Try it:
A single figure is required: the number of lines below that contain "title".

Saved entries:
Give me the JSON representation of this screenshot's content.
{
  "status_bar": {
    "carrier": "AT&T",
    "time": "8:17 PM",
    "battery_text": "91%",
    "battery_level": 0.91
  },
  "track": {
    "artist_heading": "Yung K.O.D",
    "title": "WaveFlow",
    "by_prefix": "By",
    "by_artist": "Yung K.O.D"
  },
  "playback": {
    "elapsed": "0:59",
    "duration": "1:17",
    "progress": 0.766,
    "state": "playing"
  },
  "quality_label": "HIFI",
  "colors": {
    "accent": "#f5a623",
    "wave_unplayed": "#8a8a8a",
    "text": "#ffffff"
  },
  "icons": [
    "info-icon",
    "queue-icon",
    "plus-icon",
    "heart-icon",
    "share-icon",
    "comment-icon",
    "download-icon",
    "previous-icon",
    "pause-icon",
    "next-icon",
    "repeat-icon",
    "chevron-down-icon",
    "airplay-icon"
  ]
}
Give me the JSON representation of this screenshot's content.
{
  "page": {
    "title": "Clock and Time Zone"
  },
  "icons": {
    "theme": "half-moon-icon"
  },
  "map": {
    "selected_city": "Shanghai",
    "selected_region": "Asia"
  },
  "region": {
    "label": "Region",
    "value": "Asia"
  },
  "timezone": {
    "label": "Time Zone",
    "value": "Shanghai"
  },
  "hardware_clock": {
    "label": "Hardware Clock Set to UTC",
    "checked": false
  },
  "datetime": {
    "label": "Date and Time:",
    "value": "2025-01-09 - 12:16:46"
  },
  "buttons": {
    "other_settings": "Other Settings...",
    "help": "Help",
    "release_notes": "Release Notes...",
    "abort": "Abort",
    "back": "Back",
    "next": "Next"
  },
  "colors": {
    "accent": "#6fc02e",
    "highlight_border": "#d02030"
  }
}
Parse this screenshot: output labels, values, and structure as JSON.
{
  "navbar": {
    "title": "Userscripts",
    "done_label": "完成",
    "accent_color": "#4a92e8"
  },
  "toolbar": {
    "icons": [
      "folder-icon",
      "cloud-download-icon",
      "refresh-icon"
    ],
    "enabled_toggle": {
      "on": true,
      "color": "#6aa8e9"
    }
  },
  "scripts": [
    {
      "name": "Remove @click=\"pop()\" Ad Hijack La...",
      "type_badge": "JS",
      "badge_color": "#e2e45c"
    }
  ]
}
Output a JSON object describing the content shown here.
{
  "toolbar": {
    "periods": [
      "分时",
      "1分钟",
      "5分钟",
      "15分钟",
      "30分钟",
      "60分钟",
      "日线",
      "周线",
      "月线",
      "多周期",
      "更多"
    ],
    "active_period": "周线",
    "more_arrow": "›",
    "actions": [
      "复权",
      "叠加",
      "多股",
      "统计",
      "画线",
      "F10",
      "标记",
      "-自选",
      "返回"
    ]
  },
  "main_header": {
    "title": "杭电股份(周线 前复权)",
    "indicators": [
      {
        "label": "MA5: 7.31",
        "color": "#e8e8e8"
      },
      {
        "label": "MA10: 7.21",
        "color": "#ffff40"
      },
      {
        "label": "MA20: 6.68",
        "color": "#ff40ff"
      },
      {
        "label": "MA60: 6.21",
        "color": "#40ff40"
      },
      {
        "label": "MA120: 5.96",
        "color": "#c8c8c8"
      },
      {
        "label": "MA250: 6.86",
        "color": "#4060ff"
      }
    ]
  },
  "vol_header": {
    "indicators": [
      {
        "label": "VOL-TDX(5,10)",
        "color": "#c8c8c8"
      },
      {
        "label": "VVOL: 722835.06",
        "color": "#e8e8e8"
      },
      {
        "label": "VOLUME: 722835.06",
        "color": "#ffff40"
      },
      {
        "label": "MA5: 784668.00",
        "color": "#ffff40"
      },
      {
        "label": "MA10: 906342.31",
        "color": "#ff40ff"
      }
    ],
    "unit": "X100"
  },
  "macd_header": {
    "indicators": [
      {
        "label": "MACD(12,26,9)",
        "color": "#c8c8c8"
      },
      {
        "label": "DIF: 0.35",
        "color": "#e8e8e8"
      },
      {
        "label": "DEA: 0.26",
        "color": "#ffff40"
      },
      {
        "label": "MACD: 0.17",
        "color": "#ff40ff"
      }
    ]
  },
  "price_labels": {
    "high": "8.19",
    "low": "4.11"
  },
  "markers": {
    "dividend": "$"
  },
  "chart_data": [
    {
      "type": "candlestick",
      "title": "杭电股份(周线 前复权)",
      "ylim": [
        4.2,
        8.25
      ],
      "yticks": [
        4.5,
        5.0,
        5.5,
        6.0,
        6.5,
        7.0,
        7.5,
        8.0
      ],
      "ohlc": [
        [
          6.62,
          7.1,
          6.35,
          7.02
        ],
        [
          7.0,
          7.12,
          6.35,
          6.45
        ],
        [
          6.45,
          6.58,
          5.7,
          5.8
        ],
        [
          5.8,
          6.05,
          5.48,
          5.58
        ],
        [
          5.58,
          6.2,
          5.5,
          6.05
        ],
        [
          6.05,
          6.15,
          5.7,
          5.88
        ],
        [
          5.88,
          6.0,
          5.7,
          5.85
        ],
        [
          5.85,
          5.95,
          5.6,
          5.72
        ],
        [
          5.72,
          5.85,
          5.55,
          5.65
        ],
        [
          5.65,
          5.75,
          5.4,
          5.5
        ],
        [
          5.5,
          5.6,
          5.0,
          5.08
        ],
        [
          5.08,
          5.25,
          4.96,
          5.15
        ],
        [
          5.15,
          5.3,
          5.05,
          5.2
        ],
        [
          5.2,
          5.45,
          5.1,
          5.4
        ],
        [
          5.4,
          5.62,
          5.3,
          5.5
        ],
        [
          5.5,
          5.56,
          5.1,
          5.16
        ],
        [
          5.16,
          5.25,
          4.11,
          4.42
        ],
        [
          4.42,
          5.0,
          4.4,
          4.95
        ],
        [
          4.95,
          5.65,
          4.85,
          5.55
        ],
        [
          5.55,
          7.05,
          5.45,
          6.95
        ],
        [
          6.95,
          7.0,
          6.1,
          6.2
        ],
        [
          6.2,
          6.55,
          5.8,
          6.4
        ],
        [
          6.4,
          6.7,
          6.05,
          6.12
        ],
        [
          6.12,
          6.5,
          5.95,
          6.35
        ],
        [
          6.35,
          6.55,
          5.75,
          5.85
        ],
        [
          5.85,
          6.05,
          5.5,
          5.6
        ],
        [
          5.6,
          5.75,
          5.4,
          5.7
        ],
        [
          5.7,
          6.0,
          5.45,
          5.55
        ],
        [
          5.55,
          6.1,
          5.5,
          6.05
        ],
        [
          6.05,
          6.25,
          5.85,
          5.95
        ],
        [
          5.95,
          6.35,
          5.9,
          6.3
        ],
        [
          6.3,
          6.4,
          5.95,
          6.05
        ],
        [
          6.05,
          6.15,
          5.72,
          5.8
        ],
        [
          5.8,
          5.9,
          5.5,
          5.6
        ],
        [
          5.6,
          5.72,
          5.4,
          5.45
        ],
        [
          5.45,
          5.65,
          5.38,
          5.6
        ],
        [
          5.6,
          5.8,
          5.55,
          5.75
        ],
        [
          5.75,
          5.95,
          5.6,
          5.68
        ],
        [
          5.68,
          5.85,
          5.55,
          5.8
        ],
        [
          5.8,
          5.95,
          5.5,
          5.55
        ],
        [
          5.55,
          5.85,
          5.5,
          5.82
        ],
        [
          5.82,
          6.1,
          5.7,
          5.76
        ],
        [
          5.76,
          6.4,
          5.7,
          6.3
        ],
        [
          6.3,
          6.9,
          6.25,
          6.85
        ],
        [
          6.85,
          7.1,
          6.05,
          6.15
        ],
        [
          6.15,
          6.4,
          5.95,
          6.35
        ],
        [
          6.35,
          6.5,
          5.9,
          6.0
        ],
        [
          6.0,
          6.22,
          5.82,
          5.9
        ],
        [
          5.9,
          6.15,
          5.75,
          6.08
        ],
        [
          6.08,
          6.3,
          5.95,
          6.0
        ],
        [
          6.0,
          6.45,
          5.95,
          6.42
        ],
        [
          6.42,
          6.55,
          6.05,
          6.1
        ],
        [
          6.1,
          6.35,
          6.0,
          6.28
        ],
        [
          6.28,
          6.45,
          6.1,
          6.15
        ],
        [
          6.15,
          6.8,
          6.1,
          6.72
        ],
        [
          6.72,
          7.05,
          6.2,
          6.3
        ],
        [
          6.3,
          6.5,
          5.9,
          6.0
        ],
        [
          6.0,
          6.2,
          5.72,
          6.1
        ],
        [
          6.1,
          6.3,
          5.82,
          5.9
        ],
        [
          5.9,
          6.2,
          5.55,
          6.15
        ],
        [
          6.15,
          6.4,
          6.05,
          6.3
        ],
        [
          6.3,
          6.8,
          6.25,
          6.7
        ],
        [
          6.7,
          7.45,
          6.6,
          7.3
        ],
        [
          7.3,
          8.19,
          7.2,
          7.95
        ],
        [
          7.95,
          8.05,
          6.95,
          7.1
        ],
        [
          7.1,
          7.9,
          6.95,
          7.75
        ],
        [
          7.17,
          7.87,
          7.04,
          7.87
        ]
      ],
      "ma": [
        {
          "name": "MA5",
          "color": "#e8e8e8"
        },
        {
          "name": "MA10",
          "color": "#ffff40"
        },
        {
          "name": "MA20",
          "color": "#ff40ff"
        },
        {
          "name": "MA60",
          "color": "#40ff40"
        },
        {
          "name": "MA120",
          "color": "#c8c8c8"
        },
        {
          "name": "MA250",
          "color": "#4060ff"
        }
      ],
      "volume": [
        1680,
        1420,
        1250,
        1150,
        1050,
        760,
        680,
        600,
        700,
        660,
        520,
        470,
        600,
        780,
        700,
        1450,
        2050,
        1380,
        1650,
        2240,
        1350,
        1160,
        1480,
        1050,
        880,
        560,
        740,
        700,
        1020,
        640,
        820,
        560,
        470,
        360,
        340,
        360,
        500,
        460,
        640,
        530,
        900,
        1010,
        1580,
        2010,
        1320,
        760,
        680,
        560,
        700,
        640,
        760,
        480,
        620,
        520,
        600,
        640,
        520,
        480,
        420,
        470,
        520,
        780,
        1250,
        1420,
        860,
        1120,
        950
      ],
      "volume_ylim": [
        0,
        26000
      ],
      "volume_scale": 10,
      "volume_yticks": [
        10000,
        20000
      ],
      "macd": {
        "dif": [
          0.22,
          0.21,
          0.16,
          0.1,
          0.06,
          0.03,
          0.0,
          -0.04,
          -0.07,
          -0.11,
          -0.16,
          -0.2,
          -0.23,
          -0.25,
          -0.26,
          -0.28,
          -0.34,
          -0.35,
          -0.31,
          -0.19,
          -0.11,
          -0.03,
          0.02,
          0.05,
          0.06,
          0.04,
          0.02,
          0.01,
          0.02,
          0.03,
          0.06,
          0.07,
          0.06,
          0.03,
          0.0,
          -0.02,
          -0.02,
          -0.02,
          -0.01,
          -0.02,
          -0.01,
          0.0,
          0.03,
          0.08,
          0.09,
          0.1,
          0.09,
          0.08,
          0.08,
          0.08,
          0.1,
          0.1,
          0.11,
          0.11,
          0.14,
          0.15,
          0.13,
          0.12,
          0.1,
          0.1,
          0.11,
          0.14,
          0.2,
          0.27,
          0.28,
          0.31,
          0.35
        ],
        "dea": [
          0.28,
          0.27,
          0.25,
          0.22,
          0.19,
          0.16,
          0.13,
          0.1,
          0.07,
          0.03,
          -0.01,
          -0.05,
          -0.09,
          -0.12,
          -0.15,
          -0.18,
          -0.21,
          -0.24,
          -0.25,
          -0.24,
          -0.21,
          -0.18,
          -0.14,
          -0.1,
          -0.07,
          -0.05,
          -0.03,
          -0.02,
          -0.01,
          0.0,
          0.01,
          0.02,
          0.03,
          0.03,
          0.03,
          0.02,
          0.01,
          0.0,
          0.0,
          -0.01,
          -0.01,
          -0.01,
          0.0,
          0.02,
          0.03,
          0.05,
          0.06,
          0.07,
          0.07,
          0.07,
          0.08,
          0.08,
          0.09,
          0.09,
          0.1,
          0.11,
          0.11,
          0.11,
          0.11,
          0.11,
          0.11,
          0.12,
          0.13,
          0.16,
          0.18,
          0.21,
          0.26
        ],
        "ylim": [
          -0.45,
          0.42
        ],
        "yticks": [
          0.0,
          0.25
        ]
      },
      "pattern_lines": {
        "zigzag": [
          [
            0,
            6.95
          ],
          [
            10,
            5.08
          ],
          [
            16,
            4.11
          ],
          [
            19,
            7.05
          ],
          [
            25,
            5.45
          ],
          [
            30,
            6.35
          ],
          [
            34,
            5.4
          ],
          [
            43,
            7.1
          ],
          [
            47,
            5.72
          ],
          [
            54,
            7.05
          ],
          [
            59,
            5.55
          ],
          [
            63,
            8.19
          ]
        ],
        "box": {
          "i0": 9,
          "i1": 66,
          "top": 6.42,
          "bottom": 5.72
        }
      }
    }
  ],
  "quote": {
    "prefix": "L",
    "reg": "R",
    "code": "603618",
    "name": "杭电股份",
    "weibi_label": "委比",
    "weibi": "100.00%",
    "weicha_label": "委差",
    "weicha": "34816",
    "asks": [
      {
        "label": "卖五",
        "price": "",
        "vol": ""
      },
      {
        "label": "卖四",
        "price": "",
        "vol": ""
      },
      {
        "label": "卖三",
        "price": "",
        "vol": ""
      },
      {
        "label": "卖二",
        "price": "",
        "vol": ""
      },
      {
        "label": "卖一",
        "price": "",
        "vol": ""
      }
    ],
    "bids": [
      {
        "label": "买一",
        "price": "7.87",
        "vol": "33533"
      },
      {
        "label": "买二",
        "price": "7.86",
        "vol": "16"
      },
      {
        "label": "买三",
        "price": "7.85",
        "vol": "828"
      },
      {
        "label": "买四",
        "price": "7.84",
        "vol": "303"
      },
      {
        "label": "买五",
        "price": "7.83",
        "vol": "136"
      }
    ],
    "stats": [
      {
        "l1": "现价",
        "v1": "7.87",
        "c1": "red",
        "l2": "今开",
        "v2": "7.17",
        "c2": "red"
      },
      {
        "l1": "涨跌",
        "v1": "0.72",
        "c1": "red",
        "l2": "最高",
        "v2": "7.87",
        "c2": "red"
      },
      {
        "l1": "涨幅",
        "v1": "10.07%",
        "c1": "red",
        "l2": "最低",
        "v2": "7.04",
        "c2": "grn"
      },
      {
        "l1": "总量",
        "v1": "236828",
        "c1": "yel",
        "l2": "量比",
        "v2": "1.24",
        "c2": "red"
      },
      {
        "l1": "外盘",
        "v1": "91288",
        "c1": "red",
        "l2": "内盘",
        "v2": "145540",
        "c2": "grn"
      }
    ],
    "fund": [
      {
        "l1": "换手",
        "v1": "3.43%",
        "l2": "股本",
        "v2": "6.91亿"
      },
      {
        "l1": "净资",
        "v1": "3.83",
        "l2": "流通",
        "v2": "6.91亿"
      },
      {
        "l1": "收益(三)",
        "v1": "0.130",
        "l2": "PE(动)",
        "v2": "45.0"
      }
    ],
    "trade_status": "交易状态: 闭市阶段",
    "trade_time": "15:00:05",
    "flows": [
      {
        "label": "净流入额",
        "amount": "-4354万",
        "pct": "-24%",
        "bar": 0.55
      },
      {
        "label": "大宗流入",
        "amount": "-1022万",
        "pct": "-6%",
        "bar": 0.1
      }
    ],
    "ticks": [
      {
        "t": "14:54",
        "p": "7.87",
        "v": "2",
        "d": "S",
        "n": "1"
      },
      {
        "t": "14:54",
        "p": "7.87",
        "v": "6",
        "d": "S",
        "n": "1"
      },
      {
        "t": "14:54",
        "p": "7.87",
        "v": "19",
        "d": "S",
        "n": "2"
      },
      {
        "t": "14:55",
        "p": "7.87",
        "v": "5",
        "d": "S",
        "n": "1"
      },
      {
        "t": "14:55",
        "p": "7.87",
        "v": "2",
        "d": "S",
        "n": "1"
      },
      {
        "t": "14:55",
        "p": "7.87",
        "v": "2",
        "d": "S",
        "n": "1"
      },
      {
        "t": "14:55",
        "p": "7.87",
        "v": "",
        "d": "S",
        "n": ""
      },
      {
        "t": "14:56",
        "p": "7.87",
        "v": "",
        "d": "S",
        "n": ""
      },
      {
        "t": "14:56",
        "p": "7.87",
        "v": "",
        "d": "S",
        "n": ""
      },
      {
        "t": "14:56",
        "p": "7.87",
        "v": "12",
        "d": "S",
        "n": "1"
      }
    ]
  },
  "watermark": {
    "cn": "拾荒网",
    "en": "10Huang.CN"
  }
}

Task output:
5